[Data extracted from a collection]

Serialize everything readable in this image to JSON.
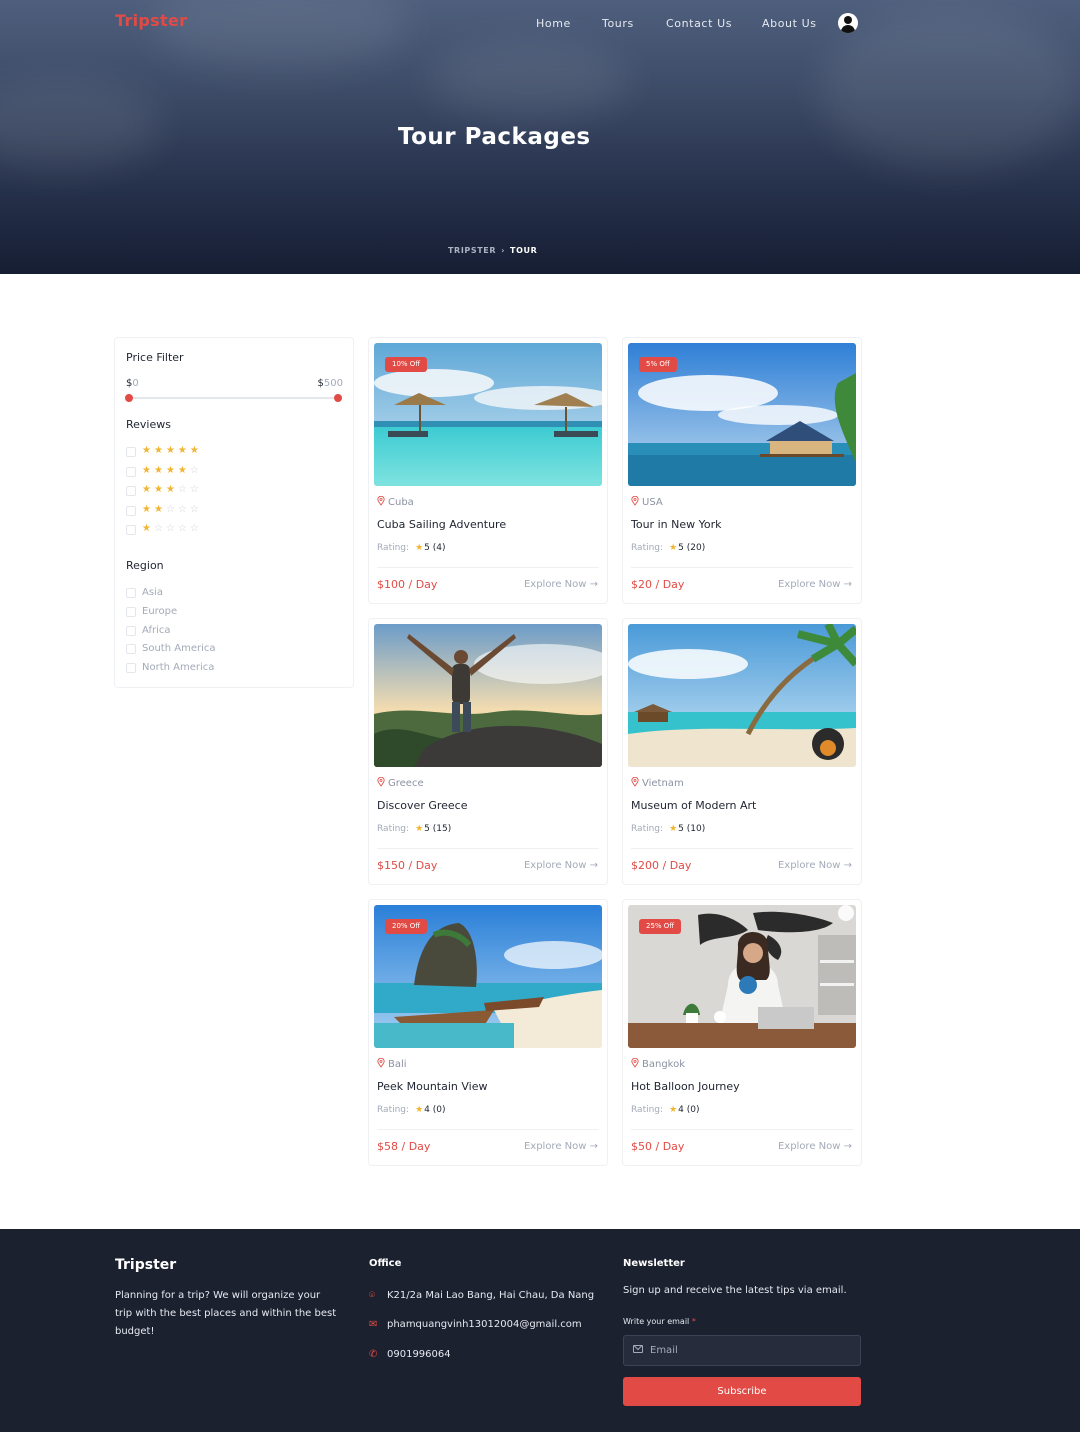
{
  "header": {
    "brand": "Tripster",
    "nav": [
      "Home",
      "Tours",
      "Contact Us",
      "About Us"
    ],
    "title": "Tour Packages",
    "breadcrumb": [
      "TRIPSTER",
      "TOUR"
    ]
  },
  "sidebar": {
    "price_title": "Price Filter",
    "price_min_symbol": "$",
    "price_min": "0",
    "price_max_symbol": "$",
    "price_max": "500",
    "price_range": [
      0,
      500
    ],
    "reviews_title": "Reviews",
    "reviews": [
      5,
      4,
      3,
      2,
      1
    ],
    "region_title": "Region",
    "regions": [
      "Asia",
      "Europe",
      "Africa",
      "South America",
      "North America"
    ]
  },
  "tours": [
    {
      "badge": "10% Off",
      "location": "Cuba",
      "title": "Cuba Sailing Adventure",
      "rating_label": "Rating:",
      "rating": "5 (4)",
      "price": "$100 / Day",
      "cta": "Explore Now →"
    },
    {
      "badge": "5% Off",
      "location": "USA",
      "title": "Tour in New York",
      "rating_label": "Rating:",
      "rating": "5 (20)",
      "price": "$20 / Day",
      "cta": "Explore Now →"
    },
    {
      "badge": "",
      "location": "Greece",
      "title": "Discover Greece",
      "rating_label": "Rating:",
      "rating": "5 (15)",
      "price": "$150 / Day",
      "cta": "Explore Now →"
    },
    {
      "badge": "",
      "location": "Vietnam",
      "title": "Museum of Modern Art",
      "rating_label": "Rating:",
      "rating": "5 (10)",
      "price": "$200 / Day",
      "cta": "Explore Now →"
    },
    {
      "badge": "20% Off",
      "location": "Bali",
      "title": "Peek Mountain View",
      "rating_label": "Rating:",
      "rating": "4 (0)",
      "price": "$58 / Day",
      "cta": "Explore Now →"
    },
    {
      "badge": "25% Off",
      "location": "Bangkok",
      "title": "Hot Balloon Journey",
      "rating_label": "Rating:",
      "rating": "4 (0)",
      "price": "$50 / Day",
      "cta": "Explore Now →"
    }
  ],
  "footer": {
    "brand": "Tripster",
    "desc": "Planning for a trip? We will organize your trip with the best places and within the best budget!",
    "office_title": "Office",
    "address": "K21/2a Mai Lao Bang, Hai Chau, Da Nang",
    "email": "phamquangvinh13012004@gmail.com",
    "phone": "0901996064",
    "newsletter_title": "Newsletter",
    "newsletter_text": "Sign up and receive the latest tips via email.",
    "email_label": "Write your email",
    "required_mark": "*",
    "email_placeholder": "Email",
    "subscribe": "Subscribe"
  },
  "colors": {
    "accent": "#e24b45",
    "star": "#f2b531",
    "footer_bg": "#1c2130",
    "hero_bg": "#2a3550"
  },
  "icons": [
    "user-avatar-icon",
    "chevron-right-icon",
    "map-pin-icon",
    "star-icon",
    "arrow-right-icon",
    "map-pin-icon",
    "mail-icon",
    "phone-icon"
  ]
}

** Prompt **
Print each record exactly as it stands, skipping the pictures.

** Your response **
Serialize everything readable in this image to JSON.
{
  "header": {
    "brand": "Tripster",
    "nav": [
      "Home",
      "Tours",
      "Contact Us",
      "About Us"
    ],
    "title": "Tour Packages",
    "breadcrumb": [
      "TRIPSTER",
      "TOUR"
    ]
  },
  "sidebar": {
    "price_title": "Price Filter",
    "price_min_symbol": "$",
    "price_min": "0",
    "price_max_symbol": "$",
    "price_max": "500",
    "price_range": [
      0,
      500
    ],
    "reviews_title": "Reviews",
    "reviews": [
      5,
      4,
      3,
      2,
      1
    ],
    "region_title": "Region",
    "regions": [
      "Asia",
      "Europe",
      "Africa",
      "South America",
      "North America"
    ]
  },
  "tours": [
    {
      "badge": "10% Off",
      "location": "Cuba",
      "title": "Cuba Sailing Adventure",
      "rating_label": "Rating:",
      "rating": "5 (4)",
      "price": "$100 / Day",
      "cta": "Explore Now →"
    },
    {
      "badge": "5% Off",
      "location": "USA",
      "title": "Tour in New York",
      "rating_label": "Rating:",
      "rating": "5 (20)",
      "price": "$20 / Day",
      "cta": "Explore Now →"
    },
    {
      "badge": "",
      "location": "Greece",
      "title": "Discover Greece",
      "rating_label": "Rating:",
      "rating": "5 (15)",
      "price": "$150 / Day",
      "cta": "Explore Now →"
    },
    {
      "badge": "",
      "location": "Vietnam",
      "title": "Museum of Modern Art",
      "rating_label": "Rating:",
      "rating": "5 (10)",
      "price": "$200 / Day",
      "cta": "Explore Now →"
    },
    {
      "badge": "20% Off",
      "location": "Bali",
      "title": "Peek Mountain View",
      "rating_label": "Rating:",
      "rating": "4 (0)",
      "price": "$58 / Day",
      "cta": "Explore Now →"
    },
    {
      "badge": "25% Off",
      "location": "Bangkok",
      "title": "Hot Balloon Journey",
      "rating_label": "Rating:",
      "rating": "4 (0)",
      "price": "$50 / Day",
      "cta": "Explore Now →"
    }
  ],
  "footer": {
    "brand": "Tripster",
    "desc": "Planning for a trip? We will organize your trip with the best places and within the best budget!",
    "office_title": "Office",
    "address": "K21/2a Mai Lao Bang, Hai Chau, Da Nang",
    "email": "phamquangvinh13012004@gmail.com",
    "phone": "0901996064",
    "newsletter_title": "Newsletter",
    "newsletter_text": "Sign up and receive the latest tips via email.",
    "email_label": "Write your email",
    "required_mark": "*",
    "email_placeholder": "Email",
    "subscribe": "Subscribe"
  },
  "colors": {
    "accent": "#e24b45",
    "star": "#f2b531",
    "footer_bg": "#1c2130",
    "hero_bg": "#2a3550"
  },
  "icons": [
    "user-avatar-icon",
    "chevron-right-icon",
    "map-pin-icon",
    "star-icon",
    "arrow-right-icon",
    "map-pin-icon",
    "mail-icon",
    "phone-icon"
  ]
}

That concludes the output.